Three new Oregon State Police troopers are heading our way, but don't expect the fresh recruits to increase the highway patrol's presence in Southern Oregon.
Two of the new recruits will fill open slots left by troopers who have recently transferred to assignments in other parts of the state, OSP Lt. Kelly Collins said.
"We are happy to have them, but it still won't bring us anywhere near full strength," Collins said.
The Central Point office will receive one trooper, while the Grants Pass center will get the other two, OSP said in a news release.
Local OSP troopers have struggled to keep up with increased demands on their time as the Josephine County's sheriff's department has been all but eliminated by drastic budget cuts, effectively ending its patrols.

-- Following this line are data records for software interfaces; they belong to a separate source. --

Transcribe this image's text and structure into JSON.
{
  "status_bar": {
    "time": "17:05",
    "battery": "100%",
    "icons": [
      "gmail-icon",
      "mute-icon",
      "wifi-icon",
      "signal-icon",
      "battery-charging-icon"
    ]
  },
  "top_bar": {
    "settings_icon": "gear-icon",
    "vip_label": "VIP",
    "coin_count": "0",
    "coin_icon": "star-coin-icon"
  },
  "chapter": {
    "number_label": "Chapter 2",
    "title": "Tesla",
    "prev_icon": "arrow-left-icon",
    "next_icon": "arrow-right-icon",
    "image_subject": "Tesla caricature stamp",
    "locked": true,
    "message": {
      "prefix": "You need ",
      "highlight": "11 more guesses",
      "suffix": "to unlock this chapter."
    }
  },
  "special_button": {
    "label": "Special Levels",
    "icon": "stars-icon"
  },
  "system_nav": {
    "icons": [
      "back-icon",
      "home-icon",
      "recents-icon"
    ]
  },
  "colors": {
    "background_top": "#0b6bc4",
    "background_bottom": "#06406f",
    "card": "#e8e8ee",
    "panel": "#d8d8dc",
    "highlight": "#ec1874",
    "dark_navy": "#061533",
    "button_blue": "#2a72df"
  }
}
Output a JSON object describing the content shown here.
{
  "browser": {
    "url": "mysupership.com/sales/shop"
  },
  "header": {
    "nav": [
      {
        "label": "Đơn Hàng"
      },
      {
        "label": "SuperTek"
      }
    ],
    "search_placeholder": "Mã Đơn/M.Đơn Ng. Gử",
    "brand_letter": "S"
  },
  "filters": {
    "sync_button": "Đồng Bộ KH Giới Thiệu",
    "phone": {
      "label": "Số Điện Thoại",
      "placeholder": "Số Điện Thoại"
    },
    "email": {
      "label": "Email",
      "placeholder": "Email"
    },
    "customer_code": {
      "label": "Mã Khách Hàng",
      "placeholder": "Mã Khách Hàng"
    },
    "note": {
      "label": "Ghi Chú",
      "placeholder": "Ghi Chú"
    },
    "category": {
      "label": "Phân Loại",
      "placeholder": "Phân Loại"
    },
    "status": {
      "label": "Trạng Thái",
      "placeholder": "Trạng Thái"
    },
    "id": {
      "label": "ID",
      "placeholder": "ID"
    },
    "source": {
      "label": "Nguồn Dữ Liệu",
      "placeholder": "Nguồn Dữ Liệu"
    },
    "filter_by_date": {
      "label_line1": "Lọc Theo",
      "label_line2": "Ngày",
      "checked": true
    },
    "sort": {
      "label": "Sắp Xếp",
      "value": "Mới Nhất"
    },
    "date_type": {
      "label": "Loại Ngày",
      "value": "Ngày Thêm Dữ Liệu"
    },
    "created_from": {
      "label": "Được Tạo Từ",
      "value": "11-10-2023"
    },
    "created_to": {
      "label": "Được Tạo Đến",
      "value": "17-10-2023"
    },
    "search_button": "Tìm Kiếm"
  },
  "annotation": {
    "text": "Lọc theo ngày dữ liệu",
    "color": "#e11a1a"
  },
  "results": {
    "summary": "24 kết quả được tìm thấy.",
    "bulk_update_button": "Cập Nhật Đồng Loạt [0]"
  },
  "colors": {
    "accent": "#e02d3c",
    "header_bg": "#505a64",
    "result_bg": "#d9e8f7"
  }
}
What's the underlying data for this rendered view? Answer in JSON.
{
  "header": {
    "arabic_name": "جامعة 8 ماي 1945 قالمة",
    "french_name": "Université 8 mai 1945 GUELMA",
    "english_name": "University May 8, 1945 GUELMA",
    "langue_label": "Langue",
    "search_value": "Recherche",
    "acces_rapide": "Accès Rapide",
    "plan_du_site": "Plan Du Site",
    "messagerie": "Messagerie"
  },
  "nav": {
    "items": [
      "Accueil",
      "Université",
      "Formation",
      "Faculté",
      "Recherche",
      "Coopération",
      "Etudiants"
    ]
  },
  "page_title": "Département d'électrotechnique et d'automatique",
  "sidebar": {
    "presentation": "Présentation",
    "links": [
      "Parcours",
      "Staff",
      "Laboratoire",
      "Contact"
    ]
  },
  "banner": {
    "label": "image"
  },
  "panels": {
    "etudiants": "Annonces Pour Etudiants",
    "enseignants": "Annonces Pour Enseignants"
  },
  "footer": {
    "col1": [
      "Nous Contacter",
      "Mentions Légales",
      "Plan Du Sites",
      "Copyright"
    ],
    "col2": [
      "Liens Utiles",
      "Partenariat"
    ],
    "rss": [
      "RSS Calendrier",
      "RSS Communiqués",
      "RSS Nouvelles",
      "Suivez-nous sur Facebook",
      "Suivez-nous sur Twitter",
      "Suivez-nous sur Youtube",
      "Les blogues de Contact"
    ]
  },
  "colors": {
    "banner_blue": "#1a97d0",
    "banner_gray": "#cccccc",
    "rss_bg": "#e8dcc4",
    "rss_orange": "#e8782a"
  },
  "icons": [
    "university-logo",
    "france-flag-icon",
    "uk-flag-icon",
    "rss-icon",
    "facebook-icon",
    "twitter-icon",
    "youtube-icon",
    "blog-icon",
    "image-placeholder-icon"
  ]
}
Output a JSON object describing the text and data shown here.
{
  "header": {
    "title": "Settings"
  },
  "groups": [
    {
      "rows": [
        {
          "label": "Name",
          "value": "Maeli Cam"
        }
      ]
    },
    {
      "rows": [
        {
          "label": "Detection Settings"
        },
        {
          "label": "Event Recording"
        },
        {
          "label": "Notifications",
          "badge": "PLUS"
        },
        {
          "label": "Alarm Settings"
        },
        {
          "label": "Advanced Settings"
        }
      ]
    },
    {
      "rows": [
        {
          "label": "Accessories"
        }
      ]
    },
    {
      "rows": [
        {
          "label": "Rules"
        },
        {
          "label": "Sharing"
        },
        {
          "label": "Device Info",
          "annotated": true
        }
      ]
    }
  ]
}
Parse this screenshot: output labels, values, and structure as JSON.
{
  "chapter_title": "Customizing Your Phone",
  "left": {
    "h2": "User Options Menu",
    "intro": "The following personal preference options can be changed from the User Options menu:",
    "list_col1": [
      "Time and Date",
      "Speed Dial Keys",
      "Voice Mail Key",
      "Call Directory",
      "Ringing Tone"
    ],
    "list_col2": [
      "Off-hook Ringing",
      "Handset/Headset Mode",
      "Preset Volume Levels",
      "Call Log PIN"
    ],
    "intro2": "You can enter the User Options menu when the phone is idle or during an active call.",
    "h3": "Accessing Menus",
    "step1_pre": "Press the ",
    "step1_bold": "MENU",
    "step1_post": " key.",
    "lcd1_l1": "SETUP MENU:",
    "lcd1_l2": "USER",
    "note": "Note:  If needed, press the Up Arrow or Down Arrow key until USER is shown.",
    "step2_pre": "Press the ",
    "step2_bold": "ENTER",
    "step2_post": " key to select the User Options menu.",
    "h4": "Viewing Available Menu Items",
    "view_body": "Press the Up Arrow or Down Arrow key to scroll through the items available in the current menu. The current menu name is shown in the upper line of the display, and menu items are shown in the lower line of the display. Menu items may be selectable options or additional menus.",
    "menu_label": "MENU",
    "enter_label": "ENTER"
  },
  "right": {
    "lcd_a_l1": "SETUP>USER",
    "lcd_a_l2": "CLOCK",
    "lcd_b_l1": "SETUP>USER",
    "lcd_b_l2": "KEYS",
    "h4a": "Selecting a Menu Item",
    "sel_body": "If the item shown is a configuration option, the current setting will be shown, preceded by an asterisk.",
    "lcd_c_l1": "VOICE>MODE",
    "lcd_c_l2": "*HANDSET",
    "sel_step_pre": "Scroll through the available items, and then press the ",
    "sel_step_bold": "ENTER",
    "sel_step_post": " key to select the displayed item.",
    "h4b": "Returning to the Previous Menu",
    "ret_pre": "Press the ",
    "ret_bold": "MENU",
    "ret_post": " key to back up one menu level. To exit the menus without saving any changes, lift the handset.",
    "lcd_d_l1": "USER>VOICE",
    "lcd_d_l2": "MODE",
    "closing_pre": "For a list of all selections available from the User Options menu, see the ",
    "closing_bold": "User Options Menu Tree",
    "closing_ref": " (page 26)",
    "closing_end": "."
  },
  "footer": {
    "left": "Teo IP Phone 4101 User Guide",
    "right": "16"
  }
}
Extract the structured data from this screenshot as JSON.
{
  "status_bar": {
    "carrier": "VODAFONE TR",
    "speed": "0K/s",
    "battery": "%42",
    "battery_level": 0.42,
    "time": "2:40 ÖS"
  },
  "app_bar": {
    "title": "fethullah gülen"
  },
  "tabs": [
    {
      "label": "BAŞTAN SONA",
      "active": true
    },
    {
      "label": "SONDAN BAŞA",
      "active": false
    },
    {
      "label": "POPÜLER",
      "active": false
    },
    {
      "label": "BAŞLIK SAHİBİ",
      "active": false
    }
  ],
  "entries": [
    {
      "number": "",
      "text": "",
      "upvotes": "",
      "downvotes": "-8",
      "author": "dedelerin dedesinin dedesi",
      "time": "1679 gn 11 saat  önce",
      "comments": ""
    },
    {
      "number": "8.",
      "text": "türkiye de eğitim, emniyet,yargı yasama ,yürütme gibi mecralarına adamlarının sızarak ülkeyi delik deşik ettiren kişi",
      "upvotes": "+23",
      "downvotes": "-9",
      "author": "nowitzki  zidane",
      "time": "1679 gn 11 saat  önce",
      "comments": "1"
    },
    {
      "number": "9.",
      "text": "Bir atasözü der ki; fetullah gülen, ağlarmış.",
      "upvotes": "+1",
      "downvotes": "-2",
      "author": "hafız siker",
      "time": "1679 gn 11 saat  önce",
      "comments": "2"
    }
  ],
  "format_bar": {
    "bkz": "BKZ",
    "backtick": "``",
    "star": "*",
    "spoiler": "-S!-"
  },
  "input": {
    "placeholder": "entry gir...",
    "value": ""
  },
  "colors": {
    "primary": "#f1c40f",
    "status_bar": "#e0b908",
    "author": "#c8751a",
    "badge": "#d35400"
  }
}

The Central Point headquarters also has experienced cutbacks in trooper numbers in recent years. The office is allotted 24 troopers, but has not had that many stationed there for several years, Collins said.
The new recruit will bring the Central Point office's trooper count to 16, Collins said
"It's pretty lean down here compared to past years," he said.
The Grants Pass office will run with 11 troopers, who will be responsible for covering an area of several thousand square miles without the help of a sheriff's department.
At one point the Grants Pass office was staffed with 18 troopers, Collins said.
The Josephine County Sheriff's Department cut its budget last year after the defeat of a public safety levy. The department no longer patrols day and night, and jail space has been drastically reduced to 60 beds, half of which are reserved for federal prisoners.
That led to OSP troopers from the Central Point office being reassigned to conduct operations in Josephine County to provide backup.
The new troopers won't see the road for several months, as they are headed to the state's only academy in Salem. After that, the troopers will ride with a seasoned trooper during a field training process.
Collins said the new troopers won't see solo patrols until early next year.
"That's if they make it through all the training," Collins said. "It's a lot to pick up, but we've always had good success with our recruits."
The local OSP offices expect to remain busy responding to violent crime calls in Josephine County, Collins said.
"Nothing has changed in (Josephine County)," he said.
The Associated Press has previously reported that the Legislature passed a bill allowing timber counties such as Josephine County to raise money in ways other than voter-approved property taxes.
House Bill 3453 would grant the governor the power to declare a public safety emergency in financially troubled counties and allow them to impose an income tax that would pay for emergency services. The state would then bear half the costs of funding sheriff's patrols, the AP reported.
Reach reporter Chris Conrad at 541-776-4471 or email firstname.lastname@example.org.